When you live in a small house, making modifications to suit specific disabilities becomes much more streamlined and approachable.
With a small space, adding railings, wider doorways, or other disability-friendly equipment becomes more straightforward and cost-effective.
This doesn’t come as easily for large-scale homes, as they’d need extensive renovations to reach the same level of impact as renovations done in a smaller home.
Furthermore, there’ll be a lot fewer moving parts for the family and the disabled person to put on top of mind, such as fewer chances of items breaking down. These perks make a smaller home a more suitable option.
Another incredibly underrated perk of living in a tiny home is the increased ease of cleaning. Disabled people tend to have reduced mobility and tire more easily when compared to the average person. This makes cleaning duties a much more challenging undertaking.
Fortunately, you don’t have to do cleaning duties alone; you can also enlist the aid of NDIS cleaning services with Absolute Domestics to accomplish the work for you.
Furthermore, a large home can cause feelings of being overwhelmed with the amount of cleaning tasks you have to do every period. While some people are lucky to have family and outside help to do their duties for them, not everyone is as blessed.

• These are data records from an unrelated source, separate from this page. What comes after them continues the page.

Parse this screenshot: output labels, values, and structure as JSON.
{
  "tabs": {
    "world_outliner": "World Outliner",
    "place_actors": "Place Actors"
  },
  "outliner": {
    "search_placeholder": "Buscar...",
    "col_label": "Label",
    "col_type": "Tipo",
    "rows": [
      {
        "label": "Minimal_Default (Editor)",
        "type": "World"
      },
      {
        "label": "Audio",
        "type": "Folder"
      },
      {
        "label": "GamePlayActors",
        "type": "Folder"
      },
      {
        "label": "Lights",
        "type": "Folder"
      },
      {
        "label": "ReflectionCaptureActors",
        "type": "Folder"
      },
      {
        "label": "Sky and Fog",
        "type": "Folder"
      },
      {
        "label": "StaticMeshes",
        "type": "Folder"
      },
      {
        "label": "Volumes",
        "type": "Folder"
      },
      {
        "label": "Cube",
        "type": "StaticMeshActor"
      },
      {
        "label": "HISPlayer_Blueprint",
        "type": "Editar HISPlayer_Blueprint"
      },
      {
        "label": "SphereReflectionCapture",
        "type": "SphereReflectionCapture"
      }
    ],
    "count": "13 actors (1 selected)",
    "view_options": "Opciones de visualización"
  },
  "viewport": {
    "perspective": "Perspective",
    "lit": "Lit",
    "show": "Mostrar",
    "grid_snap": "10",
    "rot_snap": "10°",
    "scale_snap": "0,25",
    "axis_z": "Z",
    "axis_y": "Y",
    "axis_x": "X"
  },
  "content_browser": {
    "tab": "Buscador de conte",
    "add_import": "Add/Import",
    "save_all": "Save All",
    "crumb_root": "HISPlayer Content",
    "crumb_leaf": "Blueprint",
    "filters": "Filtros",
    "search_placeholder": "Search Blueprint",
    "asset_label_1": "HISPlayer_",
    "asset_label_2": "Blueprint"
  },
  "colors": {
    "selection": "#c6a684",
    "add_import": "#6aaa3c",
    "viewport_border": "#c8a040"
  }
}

If you want to maintain a clean house (which you absolutely should) while also staying healthy, moving to a tiny home may be a more fitting lifestyle choice.
Unless you’re loaded with cash, you probably don’t have your sights on moving from your current home to a stately mansion in the city center.
With real estate prices continuing to skyrocket annually, it’s not an uncommon sentiment for the average person to feel squeezed financially by the nationwide housing crisis—disabled folks included.
That said, we all have our reasons for wanting to move away from our current home, whether it’s due to opportunities, medical reasons, or a growing family.
Regardless of the reason, there’s a higher likelihood for small-to-average-sized accommodations to be advertised and available in the market. This includes studios, flats, condominiums, apartments, and average suburban houses.
If you want to move near the city, whether it’s for medical reasons or otherwise, there’ll likely be a larger supply of ready-to-go, tiny houses in the area.
Besides the personal benefits that come with owning a tiny home, you’re also doing the world a favor by living more compactly.
Living in a tiny house means you’ll be expending fewer resources daily. You won’t be consuming many non-renewable resources as compared to living in a bigger home.
Furthermore, you’re also using fewer construction materials to build the house. This translates to less construction and commercial waste being produced.
A smaller home can also subconsciously alter your lifestyle. Given a small living area, you may be inclined to purchase fewer things and live with minimalism in mind. This can be healthy for both you and the community at large.
With the world grappling with an ongoing climate crisis, it takes the collective effort of the people to reduce their waste production.
The struggles of living with a disability can’t be understated. By reducing your carbon footprint, you’ll play a small but vital role in reducing the odds of heat-related incidents, which disabled people are at high risk of.
In conclusion, tiny homes offer unique advantages for individuals with disabilities, providing a more accessible, cost-effective, and sustainable living option. These compact spaces can be customized to meet specific accessibility needs, facilitating greater mobility and independence. With a focus on minimizing clutter and maintenance, tiny homes can make daily life more manageable. They also promote a sense of community and are often located in peaceful settings, contributing to overall well-being. Whether for physical, sensory, or cognitive challenges, tiny homes offer a fresh perspective on comfortable and inclusive living.
Find answers — straight from the author — for the most common questions about this article.